. Use the present tense: It is more direct and allows you to save words. We should avoid writing in the past and the future.
. Use active voice: Makes sentences shorter and more direct, and with greater fluidity. That’s because, in a clause written in the active voice, the subject of the clause performs the action. Passive voice tends to make communication more formal. In a clause written in the passive voice, the action is performed upon the subject of the clause.
The active voice can provide more clarity, brevity, accountability, or certainty than the passive voice. The passive voice may be more appropriate when the actor is unimportant or unknown.
. Use interjections carefully: They can help you humanize the content but work better when used only once. Like in a hit message or an email, they lose credibility if the user is constantly reading them. They can result in error messages. And, you should ensure that the interjections respect the user and its emotional state, avoiding the business appearing incompetent.
. Respect product names: You must not use abbreviations or acronyms to refer to the name of a product unless we have the authorization to do so. However, you should not assign human characteristics to software performance, as in the example below.
. Use simple language: Formal language makes it difficult for the user to interact with the product and makes the experience less pleasant. The main goal should be creating a fluid talk between the user and the product.
What is simple language? It's using everyday language whenever possible. It's talking directly to the user, avoiding jargon or other overly polite words. Find more explanations in plain language for experts.
Additionally, in the style section, you can also define some rules to help fellow UX writers maintain coherence and consistency related to Content Creation, Content Review, and Accessibility Rules.
4. The Components
In this section, taking into account the objectives of your product, you can include examples of good behavior for different types of components and what the text in them should be like, such as Error messages, Input fields, Communication with the bot.
This list of components will depend on what your product is and what is included in the design system of that product/site/app or service.
In conclusion, you need to keep your content guide in mind at all times when you're micro writing focused on the user experience. So when you're doing that you must update, implement, test, repeat the created content. Notice that your content guidelines are always working and progressing as a live system, that should continually evolve and be adapted to users' needs, design needs, business goals needs.
To help develop your guide you can start with creating an implementation plan. Based on your research, what areas are a top priority? What content needs the most updating?
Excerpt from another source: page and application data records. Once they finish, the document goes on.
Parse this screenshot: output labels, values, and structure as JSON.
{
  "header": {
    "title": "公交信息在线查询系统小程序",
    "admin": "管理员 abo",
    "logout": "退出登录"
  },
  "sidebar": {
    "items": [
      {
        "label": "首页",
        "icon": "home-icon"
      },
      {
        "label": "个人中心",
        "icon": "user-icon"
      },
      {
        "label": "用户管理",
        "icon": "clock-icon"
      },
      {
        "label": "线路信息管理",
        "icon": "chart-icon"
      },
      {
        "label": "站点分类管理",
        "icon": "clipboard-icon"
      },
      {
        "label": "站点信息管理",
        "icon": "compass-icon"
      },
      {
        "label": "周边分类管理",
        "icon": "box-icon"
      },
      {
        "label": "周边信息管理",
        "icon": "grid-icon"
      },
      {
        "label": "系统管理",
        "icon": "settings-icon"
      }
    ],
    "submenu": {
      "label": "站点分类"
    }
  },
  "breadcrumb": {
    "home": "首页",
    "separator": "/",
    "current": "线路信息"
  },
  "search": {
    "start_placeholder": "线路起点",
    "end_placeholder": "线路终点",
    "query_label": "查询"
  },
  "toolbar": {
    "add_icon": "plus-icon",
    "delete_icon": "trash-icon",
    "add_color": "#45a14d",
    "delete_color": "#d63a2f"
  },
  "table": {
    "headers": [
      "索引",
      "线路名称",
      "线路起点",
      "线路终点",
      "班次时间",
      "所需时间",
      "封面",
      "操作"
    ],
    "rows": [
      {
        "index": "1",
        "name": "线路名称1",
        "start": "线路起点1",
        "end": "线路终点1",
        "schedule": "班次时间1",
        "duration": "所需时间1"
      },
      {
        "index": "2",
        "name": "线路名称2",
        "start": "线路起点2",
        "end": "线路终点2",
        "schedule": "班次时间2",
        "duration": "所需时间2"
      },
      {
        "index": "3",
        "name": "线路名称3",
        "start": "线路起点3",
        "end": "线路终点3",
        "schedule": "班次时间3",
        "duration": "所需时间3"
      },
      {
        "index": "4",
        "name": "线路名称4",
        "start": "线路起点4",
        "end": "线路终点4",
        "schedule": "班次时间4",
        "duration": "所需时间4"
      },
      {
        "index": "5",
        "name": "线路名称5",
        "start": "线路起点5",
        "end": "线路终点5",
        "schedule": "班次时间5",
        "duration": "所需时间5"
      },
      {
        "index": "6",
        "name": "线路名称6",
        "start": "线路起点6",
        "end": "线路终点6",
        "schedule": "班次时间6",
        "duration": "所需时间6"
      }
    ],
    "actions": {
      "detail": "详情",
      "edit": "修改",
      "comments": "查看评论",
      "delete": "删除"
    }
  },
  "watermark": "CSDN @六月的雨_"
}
Seek out quick wins, and keep improving and evolving your content style guide in your design system.
Want to know more about the topic?
Take a look at a case study in the area of UX Writing (book): Content Design
To access relevant information on the topic of UX Writing such as books, online courses, first steps, events go to Ux writing library.